Helena is specialised in disability rights and mental health among young people.
BA, Stockholm University, Sweden
Head of communications at Nordic Welfare Centre, Editor in chief at Iris Media, Journalist at Sveriges Radio
Helena Lagercrantz‘s spatial story
– You´re from Stockholm, aren’t you?
The twenty-three-year-old me nodded, and the man from the labour union looked at me with misbelief.
– Then you won’t understand.
The main employer at Sunne, in Värmland, announced that more than half of their personnel faced redundancy. I was supposed to do a live interview for the public broadcasting network. I had read all the articles I could find and prepared questions, but all in vain.
The man just ignored me and started talking to my technician instead. He was from the same area and spoke with the same dialect. They started to discuss if the house prices would fall and if there would be any replacement work.
Twenty-five years later, I took the bus from my neighbourhood to the other side of the tracks – literally. I live in the north-western part of Stockholm, in Spånga which is divided in two parts, one with detached houses and one part with large council estates. I was supposed to do an interview with teenagers about their participation in civil society. I recognised one of the boys and thought maybe he played in the same football team as one of my kids. When the interview was done I told him that I lived in the area, but before I had a chance to ask him if he played in the team, he interrupted me.
– You’re not from here, you’re from the other part.
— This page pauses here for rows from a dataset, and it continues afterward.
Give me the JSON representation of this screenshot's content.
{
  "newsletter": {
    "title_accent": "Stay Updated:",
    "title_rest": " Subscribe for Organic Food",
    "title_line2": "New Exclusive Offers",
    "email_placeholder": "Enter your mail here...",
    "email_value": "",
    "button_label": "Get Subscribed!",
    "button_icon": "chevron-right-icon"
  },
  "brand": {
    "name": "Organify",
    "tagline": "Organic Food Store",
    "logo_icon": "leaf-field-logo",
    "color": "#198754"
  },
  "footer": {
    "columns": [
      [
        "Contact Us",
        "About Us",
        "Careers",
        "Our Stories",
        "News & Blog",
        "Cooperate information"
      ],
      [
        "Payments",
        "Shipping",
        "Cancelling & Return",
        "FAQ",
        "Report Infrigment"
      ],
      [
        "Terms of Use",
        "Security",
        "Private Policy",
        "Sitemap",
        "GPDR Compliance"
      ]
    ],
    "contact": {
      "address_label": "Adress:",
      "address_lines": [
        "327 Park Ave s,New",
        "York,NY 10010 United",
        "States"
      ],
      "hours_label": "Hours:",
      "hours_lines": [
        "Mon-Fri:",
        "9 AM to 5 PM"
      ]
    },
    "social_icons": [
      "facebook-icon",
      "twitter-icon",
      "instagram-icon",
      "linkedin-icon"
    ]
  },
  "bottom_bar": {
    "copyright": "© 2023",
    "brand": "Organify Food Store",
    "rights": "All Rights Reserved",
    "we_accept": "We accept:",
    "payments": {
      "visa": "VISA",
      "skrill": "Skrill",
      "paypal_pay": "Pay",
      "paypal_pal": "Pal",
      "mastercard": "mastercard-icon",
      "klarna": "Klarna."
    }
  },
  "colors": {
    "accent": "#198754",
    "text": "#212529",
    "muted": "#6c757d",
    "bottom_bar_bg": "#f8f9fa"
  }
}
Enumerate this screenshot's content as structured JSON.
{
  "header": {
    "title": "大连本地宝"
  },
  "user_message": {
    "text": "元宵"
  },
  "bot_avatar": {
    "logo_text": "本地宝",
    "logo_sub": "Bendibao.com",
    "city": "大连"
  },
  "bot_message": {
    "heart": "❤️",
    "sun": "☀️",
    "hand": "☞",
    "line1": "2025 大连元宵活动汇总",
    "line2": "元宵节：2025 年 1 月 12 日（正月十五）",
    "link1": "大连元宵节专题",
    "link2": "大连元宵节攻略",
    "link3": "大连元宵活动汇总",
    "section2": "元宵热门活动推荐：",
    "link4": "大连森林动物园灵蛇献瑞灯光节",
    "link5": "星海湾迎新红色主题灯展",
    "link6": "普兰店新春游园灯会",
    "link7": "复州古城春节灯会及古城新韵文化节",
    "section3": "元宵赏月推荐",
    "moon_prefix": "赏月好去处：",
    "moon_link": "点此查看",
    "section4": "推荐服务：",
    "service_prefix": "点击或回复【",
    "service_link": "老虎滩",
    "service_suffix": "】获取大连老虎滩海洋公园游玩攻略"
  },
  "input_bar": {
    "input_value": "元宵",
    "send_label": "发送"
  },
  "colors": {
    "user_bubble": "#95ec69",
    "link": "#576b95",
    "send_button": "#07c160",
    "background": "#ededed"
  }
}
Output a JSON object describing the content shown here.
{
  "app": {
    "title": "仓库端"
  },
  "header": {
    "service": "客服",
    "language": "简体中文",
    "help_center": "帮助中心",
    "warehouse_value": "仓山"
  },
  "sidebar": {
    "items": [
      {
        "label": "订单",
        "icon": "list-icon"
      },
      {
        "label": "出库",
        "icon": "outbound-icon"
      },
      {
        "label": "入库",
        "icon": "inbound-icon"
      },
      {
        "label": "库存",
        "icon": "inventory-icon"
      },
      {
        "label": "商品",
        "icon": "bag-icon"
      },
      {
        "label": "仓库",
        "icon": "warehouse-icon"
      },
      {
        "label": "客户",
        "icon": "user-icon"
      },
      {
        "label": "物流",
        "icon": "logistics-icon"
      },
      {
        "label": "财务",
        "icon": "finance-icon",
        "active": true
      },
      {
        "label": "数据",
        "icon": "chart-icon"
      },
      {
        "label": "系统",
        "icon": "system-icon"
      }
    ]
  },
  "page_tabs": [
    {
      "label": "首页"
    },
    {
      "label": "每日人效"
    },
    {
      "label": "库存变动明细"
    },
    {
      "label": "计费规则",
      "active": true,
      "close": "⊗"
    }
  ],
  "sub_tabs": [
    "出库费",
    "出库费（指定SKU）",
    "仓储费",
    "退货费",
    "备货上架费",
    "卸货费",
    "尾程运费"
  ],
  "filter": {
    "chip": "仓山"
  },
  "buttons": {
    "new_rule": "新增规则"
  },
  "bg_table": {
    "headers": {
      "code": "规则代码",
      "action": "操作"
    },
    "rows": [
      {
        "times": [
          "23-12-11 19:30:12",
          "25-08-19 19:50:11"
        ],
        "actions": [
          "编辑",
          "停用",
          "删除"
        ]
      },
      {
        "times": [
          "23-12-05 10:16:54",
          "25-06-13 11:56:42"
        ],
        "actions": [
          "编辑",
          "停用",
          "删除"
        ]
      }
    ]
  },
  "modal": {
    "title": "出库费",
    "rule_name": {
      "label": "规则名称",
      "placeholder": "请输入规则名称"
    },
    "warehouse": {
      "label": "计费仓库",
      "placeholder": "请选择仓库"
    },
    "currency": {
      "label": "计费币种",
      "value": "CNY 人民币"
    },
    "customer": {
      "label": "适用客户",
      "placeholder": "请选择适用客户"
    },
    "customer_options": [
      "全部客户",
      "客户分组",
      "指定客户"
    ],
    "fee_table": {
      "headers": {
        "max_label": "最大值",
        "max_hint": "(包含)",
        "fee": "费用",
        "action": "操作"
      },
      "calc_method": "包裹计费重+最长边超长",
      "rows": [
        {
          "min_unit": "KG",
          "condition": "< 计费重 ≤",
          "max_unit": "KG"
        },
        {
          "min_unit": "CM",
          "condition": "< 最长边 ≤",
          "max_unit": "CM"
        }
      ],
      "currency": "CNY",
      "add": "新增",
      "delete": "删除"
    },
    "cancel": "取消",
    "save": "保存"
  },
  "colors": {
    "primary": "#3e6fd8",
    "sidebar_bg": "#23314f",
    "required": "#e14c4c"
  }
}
I guess the union man at Sunne and the young man in Spånga were both right. My spatial story is a mix of my background and my past experiences. And even if I lived in the area back then, I didn’t fully understand how the closing of a factory could affect a small town. And today, I don’t live in the same surroundings as the young man, even if we share the same postcode.